Component data from apps and pages:

__________________________________________________

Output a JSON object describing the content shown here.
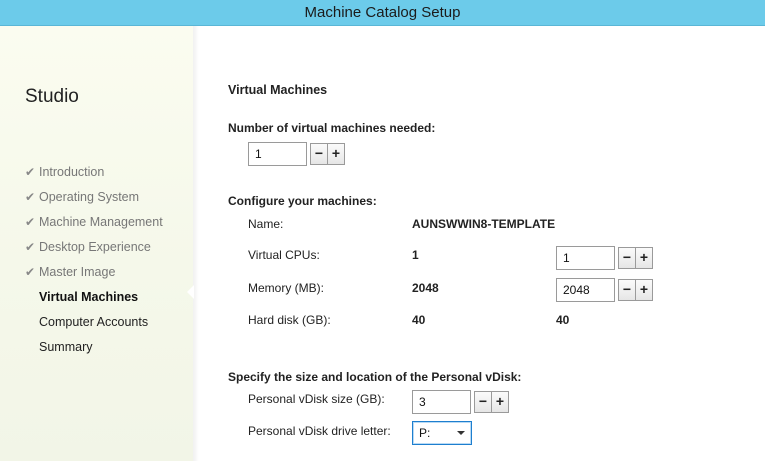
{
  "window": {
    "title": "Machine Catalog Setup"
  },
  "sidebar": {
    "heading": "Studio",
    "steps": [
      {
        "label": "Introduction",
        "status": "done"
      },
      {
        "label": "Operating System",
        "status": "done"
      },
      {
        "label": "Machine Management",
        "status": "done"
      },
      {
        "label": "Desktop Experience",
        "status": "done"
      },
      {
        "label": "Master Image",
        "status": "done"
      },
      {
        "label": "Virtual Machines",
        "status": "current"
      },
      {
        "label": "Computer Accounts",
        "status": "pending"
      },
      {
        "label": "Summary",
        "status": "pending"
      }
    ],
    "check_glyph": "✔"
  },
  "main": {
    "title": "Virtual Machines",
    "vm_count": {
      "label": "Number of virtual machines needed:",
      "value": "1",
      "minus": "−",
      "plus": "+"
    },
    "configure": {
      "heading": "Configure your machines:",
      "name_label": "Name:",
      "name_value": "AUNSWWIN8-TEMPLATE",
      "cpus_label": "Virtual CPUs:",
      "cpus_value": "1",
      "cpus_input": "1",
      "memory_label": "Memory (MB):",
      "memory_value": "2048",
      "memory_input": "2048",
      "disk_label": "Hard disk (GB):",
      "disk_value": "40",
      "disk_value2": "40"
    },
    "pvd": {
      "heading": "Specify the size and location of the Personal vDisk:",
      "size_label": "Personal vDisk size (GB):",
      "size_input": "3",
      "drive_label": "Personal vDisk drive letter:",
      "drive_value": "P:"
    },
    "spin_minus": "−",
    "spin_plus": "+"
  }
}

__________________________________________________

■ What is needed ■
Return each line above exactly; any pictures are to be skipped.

■ Problem solution ■
Output a JSON object describing the content shown here.
{
  "window": {
    "title": "Machine Catalog Setup"
  },
  "sidebar": {
    "heading": "Studio",
    "steps": [
      {
        "label": "Introduction",
        "status": "done"
      },
      {
        "label": "Operating System",
        "status": "done"
      },
      {
        "label": "Machine Management",
        "status": "done"
      },
      {
        "label": "Desktop Experience",
        "status": "done"
      },
      {
        "label": "Master Image",
        "status": "done"
      },
      {
        "label": "Virtual Machines",
        "status": "current"
      },
      {
        "label": "Computer Accounts",
        "status": "pending"
      },
      {
        "label": "Summary",
        "status": "pending"
      }
    ],
    "check_glyph": "✔"
  },
  "main": {
    "title": "Virtual Machines",
    "vm_count": {
      "label": "Number of virtual machines needed:",
      "value": "1",
      "minus": "−",
      "plus": "+"
    },
    "configure": {
      "heading": "Configure your machines:",
      "name_label": "Name:",
      "name_value": "AUNSWWIN8-TEMPLATE",
      "cpus_label": "Virtual CPUs:",
      "cpus_value": "1",
      "cpus_input": "1",
      "memory_label": "Memory (MB):",
      "memory_value": "2048",
      "memory_input": "2048",
      "disk_label": "Hard disk (GB):",
      "disk_value": "40",
      "disk_value2": "40"
    },
    "pvd": {
      "heading": "Specify the size and location of the Personal vDisk:",
      "size_label": "Personal vDisk size (GB):",
      "size_input": "3",
      "drive_label": "Personal vDisk drive letter:",
      "drive_value": "P:"
    },
    "spin_minus": "−",
    "spin_plus": "+"
  }
}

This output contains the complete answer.